History of Self Knowledge Symposium Foundation
The SKS was started as a student group at NC State in 1989, and it soon established charters at UNC-Chapel Hill and Duke University in the early 90’s. Each chapter was either directly or indirectly overseen by August Turak or another adult member of the SKS during this time.
Because student organizations fall under the university’s tax-exempt status, each student chapter could receive donations for their activities. Each student group received its own university account and could apply for university funding, etc. These SKS student groups hosted many events over the years.
As a group of adults formed to meet regularly and work with August F. Turak, they established weekly dues and created a group bank account that existed to collect the weekly dues and to fund any off-campus projects.

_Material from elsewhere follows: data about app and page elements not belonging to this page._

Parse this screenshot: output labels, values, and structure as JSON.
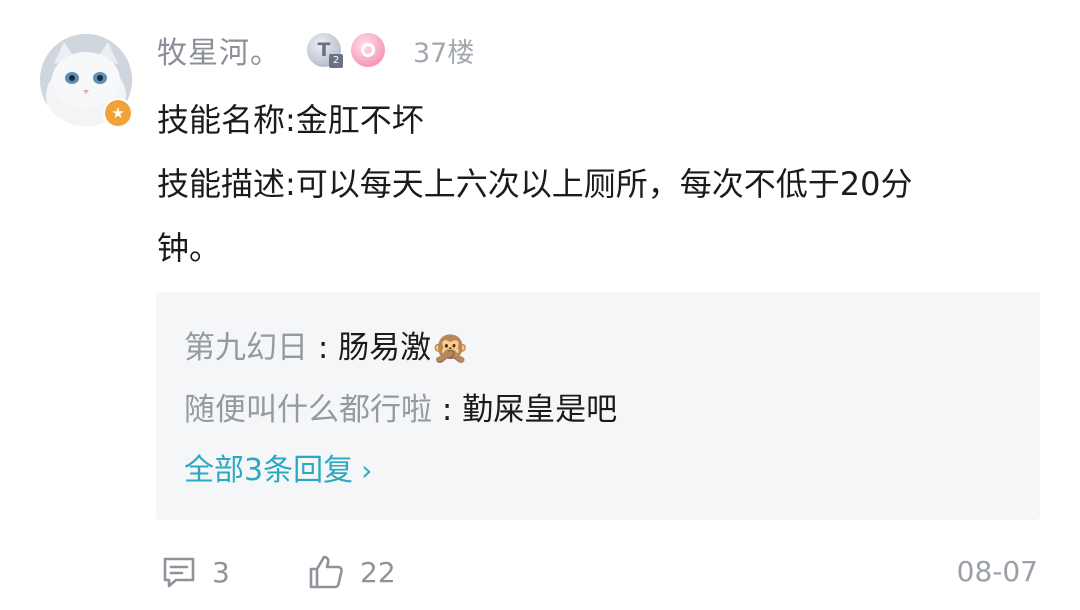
{
  "comment": {
    "username": "牧星河。",
    "floor": "37楼",
    "medals": [
      {
        "name": "titan-medal",
        "letter": "T",
        "sub": "2"
      },
      {
        "name": "fan-medal"
      }
    ],
    "lines": [
      "技能名称:金肛不坏",
      "技能描述:可以每天上六次以上厕所，每次不低于20分",
      "钟。"
    ],
    "replies": [
      {
        "author": "第九幻日",
        "separator": " : ",
        "text": "肠易激🙊"
      },
      {
        "author": "随便叫什么都行啦",
        "separator": " : ",
        "text": "勤屎皇是吧"
      }
    ],
    "view_all": "全部3条回复",
    "reply_count": "3",
    "like_count": "22",
    "date": "08-07"
  },
  "colors": {
    "accent": "#2aa9c2",
    "muted": "#8e939b",
    "reply_bg": "#f5f6f7",
    "vip_badge": "#f1a33a"
  }
}
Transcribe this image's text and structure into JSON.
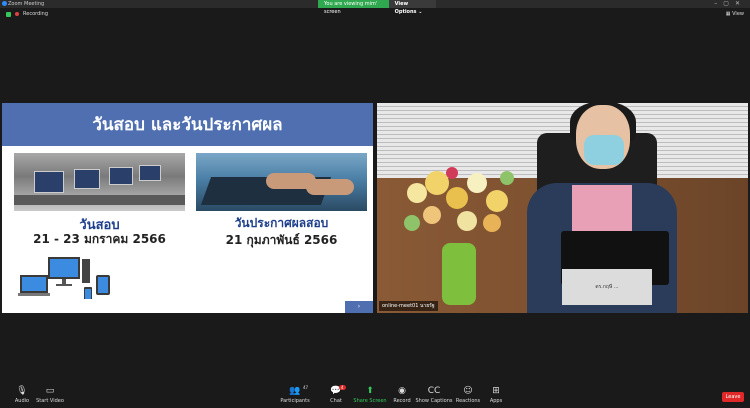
{
  "window": {
    "title": "Zoom Meeting"
  },
  "share_banner": {
    "status": "You are viewing mim' screen",
    "view_options": "View Options ⌄"
  },
  "recording": {
    "label": "Recording"
  },
  "view": {
    "label": "View"
  },
  "slide": {
    "title": "วันสอบ และวันประกาศผล",
    "exam_label": "วันสอบ",
    "exam_date": "21 - 23 มกราคม  2566",
    "result_label": "วันประกาศผลสอบ",
    "result_date": "21 กุมภาพันธ์  2566",
    "page_marker": "›"
  },
  "video": {
    "placard": "ดร.กฤษี ...",
    "participant_name": "online-meet01 นายรัฐ"
  },
  "toolbar": {
    "audio": "Audio",
    "start_video": "Start Video",
    "participants": "Participants",
    "participants_count": "47",
    "chat": "Chat",
    "chat_badge": "4",
    "share_screen": "Share Screen",
    "record": "Record",
    "show_captions": "Show Captions",
    "reactions": "Reactions",
    "apps": "Apps",
    "leave": "Leave"
  }
}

In 1999, the SKS incorporated the Self Knowledge Symposium Foundation (SKSF) as a 501 (c) (3) non-profit spiritual and educational organization. The SKSF established bylaws and created a board of directors in 2000. These bylaws require that the SKSF board of directors have one annual board meeting.

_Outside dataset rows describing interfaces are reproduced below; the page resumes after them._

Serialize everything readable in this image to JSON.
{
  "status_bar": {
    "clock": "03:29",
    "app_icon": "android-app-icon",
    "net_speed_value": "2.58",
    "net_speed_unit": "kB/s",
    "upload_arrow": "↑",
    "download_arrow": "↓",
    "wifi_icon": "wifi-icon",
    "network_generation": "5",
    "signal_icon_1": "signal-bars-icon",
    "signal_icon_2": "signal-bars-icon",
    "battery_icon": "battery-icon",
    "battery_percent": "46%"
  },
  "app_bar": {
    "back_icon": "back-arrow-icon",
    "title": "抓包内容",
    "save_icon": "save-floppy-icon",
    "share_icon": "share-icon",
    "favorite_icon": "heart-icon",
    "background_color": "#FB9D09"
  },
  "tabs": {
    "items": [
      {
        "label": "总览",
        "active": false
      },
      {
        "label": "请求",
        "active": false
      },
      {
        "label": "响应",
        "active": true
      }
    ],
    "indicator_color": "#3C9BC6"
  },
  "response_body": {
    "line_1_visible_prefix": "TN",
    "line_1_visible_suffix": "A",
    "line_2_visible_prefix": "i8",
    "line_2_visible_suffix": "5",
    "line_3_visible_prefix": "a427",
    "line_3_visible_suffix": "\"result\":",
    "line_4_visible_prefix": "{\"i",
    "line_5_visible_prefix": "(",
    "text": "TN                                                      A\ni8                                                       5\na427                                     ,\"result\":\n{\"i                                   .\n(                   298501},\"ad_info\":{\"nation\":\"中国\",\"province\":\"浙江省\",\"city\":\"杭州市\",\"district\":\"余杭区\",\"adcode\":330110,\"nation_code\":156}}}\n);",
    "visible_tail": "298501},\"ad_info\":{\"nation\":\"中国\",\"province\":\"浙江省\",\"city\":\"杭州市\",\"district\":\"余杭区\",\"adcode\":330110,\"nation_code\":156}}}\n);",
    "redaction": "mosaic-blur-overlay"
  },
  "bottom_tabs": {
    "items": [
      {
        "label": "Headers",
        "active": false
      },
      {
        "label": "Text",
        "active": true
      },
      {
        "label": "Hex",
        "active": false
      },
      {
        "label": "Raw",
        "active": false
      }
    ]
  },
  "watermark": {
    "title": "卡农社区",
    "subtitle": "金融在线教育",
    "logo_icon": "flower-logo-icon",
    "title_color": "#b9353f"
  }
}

The Self Knowledge Symposium Foundation (SKSF) is a spiritual and educational foundation formed in order to instruct the public on subjects useful to individuals and beneficial to organizations and communities. We present a wide variety of programs and viewpoints to the public so that they will have sufficient possession of pertinent facts to permit both individuals and the public to form independent opinions and conclusions. The organization is organized exclusively for and will continue to be operated exclusively for spiritual and educational purposes.
The SKSF’s educational purpose is served by encouraging people to discover methods and techniques for examining their lives, thereby creating a space in which they can form personal strategies for pursuing more meaningful lives. The aim of all SKSF activities is to improve the quality of life for people and communities through the pursuit of self-knowledge. The primary methodology for carrying out the SKSF’s educational purpose is through writing, seminars, lectures, speaking engagements, keynotes, and other similar programs.
Self Knowledge Symposium Student Groups History
Dr. Will Willimon, the former Dean of the Duke University Chapel, is a theologian and bishop in the United Methodist Church. He is currently Professor of the Practice of Christian Ministry at Duke Divinity School. Dr. Willimon said that he will never forget the day that August Turak came striding into his gothic office in the Duke University Chapel over twenty years ago.
That day, Dr. Willimon recalls, is the day that he encountered one of God’s most curious, surprising, and challenging creations—Augie Turak. Intense yet warm, disarmingly direct but unthreatening, both reflective and passionate. Dr. Willimon has met many people over the years; very few were as unforgettable.
In a few minutes, Dr. Willimon heard how Turak, while earning a college degree, had recklessly read himself into the wisdom of Plato, Aristotle, Aquinas, Pascal, St. John of the Cross, Huang Po, and anybody else who might help him get to the bottom of life’s meaning and purpose. Later, even as a businessman and successful entrepreneur, Augie had never abandoned his quest for Plato’s life worth living. That is when Augie told Dr. Willimon that he felt called to pass on what he had learned to college students so they wouldn’t “get college but miss wisdom.”
Soon, Augie founded the Self Knowledge Symposium (SKS) to help students “learn how to live a life of meaning and purpose.” From North Carolina State University, to Duke University, to the University of North Carolina at Chapel Hill, the SKS spread like wildfire. Dr. Willimon recalled one of the most memorable teaching experiences of his life was spending an evening with Augie’s SKS students at the University of North Carolina. His speaking invitation read: “Share what you have learned about life and God.” A few months later, three hundred students listened attentively, and then eagerly bombarded Dr. Willimon with questions for the next three hours. At eleven o’clock Dr. Willimon recalls finally pleading, “I’ve got to go home. I’m too old for this much intellectual intensity!”
Dr. Willimon described the SKS as the organizational embodiment of Augie’s character: Socrates on steroids.